Left to right, top to bottom:

Man With a Movie Camera (Dziga Vertov, 1929)
Un Chien Andalou (Luis Buñuel, 1929)
Meshes of the Afternoon (Maya Deren/Alexander Hammid, 1943)
The Spiral Staircase (Robert Siodmak, 1945)
Vertigo (Alfred Hitchcock, 1958)
Psycho (Alfred Hitchcock, 1960)
Peeping Tom (Michael Powell, 1960)
Alphaville (Jean-Luc Godard, 1965)
Repulsion (Roman Polanski, 1965)
2001: A Space Odyssey (Stanley Kubrick, 1968)
McCabe & Mrs. Miller (Robert Altman, 1971)
Deep Red (Dario Argento, 1975)
Rubens (Roland Verhavert, 1977)
Blade Runner (Ridley Scott, 1982)
Requiem for a Dream (Darren Aronofsky, 2000)
Donnie Darko (Richard Kelly, 2001)
Gangs of New York (Martin Scorsese, 2002)
The Diving Bell and the Butterfly (Julian Schnabel, 2007) 

(via David Liu)

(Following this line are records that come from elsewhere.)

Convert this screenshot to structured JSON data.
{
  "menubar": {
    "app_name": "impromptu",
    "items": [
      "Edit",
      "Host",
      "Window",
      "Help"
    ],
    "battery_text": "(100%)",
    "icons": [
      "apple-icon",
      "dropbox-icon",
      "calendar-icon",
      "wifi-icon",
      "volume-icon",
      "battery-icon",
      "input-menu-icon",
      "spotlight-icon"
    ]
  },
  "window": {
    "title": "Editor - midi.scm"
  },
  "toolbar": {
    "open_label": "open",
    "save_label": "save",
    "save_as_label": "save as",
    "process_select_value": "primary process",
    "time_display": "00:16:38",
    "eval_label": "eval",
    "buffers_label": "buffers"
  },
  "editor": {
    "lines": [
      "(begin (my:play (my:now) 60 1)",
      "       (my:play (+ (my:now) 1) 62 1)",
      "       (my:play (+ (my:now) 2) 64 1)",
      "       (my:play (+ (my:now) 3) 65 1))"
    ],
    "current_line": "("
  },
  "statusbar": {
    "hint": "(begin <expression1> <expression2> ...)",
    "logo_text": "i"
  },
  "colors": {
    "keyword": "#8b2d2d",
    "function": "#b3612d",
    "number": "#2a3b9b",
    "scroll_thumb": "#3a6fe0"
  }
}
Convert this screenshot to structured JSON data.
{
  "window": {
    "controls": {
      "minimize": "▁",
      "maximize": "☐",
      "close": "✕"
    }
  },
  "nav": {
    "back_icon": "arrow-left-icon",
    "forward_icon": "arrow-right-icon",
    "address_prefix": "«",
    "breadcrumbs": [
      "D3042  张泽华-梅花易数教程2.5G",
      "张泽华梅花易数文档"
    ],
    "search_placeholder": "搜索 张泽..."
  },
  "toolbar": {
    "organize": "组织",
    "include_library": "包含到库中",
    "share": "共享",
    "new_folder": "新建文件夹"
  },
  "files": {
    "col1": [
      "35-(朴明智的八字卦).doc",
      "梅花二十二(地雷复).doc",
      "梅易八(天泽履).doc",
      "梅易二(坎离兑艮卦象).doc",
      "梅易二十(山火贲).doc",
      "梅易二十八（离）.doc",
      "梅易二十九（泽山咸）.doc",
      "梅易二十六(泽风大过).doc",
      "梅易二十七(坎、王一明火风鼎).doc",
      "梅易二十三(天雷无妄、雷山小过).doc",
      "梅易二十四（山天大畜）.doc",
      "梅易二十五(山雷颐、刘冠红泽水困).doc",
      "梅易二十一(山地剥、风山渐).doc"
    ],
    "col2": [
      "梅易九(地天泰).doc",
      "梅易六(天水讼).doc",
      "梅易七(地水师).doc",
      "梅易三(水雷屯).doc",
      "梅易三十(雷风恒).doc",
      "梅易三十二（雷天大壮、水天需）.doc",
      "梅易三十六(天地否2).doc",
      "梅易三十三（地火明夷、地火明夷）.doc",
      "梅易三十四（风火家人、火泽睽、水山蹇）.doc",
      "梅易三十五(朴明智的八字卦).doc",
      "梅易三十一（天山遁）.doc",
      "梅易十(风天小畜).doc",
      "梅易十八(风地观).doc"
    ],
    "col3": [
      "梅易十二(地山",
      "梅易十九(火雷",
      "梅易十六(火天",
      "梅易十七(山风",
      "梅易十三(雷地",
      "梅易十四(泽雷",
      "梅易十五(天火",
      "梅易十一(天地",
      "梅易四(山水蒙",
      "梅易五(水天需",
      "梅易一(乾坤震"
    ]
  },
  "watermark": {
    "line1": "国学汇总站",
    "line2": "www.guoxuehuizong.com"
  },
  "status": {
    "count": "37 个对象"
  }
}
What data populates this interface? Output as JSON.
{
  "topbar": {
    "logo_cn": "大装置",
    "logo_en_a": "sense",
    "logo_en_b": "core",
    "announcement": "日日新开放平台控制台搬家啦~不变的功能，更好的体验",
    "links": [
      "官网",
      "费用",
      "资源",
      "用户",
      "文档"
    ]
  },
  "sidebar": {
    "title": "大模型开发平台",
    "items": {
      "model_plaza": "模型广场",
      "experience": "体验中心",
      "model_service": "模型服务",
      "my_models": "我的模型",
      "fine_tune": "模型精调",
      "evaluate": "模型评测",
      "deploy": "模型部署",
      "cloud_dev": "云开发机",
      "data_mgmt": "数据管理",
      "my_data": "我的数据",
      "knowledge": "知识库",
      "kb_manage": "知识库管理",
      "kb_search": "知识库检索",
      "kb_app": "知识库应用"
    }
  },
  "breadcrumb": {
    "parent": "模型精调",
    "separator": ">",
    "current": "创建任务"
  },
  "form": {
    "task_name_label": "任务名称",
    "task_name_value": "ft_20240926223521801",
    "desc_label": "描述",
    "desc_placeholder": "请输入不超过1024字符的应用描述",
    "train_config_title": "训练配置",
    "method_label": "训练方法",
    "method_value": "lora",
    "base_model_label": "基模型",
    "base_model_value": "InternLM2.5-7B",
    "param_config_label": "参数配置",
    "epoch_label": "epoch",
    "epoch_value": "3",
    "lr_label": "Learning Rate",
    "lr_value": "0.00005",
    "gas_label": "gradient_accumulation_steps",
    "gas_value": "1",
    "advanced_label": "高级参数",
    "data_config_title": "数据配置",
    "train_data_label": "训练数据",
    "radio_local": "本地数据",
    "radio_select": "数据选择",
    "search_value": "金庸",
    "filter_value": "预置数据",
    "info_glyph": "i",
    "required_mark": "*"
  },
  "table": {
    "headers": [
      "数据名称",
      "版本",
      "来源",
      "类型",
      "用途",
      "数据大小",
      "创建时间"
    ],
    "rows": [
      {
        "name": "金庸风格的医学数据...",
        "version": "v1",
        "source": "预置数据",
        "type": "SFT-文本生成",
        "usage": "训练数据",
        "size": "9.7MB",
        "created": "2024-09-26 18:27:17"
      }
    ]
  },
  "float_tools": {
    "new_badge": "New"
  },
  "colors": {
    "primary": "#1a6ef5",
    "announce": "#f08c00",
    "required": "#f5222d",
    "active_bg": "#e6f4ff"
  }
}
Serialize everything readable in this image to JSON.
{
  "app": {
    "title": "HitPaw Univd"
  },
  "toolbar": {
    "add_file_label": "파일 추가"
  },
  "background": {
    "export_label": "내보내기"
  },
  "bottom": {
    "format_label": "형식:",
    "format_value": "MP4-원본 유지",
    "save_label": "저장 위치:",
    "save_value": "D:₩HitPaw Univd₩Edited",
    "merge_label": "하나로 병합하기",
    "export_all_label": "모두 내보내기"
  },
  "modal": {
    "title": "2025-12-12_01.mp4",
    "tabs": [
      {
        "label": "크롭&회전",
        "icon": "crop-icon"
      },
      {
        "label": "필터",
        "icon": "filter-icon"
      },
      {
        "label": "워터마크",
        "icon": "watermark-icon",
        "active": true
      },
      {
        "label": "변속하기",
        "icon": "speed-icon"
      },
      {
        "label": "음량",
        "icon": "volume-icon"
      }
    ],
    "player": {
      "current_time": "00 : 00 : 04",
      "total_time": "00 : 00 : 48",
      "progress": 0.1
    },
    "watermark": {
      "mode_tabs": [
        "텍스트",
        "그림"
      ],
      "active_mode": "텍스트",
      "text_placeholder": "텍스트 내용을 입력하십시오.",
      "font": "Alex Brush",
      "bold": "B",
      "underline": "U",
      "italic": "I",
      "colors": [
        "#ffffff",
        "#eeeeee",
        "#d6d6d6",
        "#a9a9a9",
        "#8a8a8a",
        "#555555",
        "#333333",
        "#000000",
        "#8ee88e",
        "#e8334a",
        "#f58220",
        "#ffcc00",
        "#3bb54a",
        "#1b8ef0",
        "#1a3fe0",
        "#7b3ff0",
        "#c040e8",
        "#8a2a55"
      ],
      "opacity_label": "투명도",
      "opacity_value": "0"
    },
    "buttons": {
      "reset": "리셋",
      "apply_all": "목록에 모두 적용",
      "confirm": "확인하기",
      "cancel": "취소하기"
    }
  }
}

Sight & Sound Critics’ Poll 2012

  1. Vertigo (dir. Alfred Hitchcock)
  2. Citizen Kane (dir. Orson Welles)
  3. Tokyo Story (dir. Yasujiro Ozu)
  4. The Rules of the Game (dir. Jean Renoir)
  5. Sunrise: A Song of Two Humans (dir. F.W. Murnau)
  6. 2001: A Space Odyssey (dir. Stanley Kubrick)
  7. The Searchers (dir. John Ford)
  8. Man with a Movie Camera (dir. Dziga Vertov)
  9. The Passion of Joan of Arc (dir. Carl Th. Dreyer)
  10. 8½ (dir. Federico Fellini)

And the loser is – Citizen Kane. After 50 years at the top of the Sight & Sound poll, Orson Welles’s debut film has been convincingly ousted by Alfred Hitchcock’s 45th feature Vertigo – and by a whopping 34 votes, compared with the mere five that separated them a decade ago. So what does it mean? Given that Kane actually clocked over three times as many votes this year as it did last time, it hasn’t exactly been snubbed by the vastly larger number of voters taking part in this new poll, which has spread its net far wider than any of its six predecessors. [More…, x]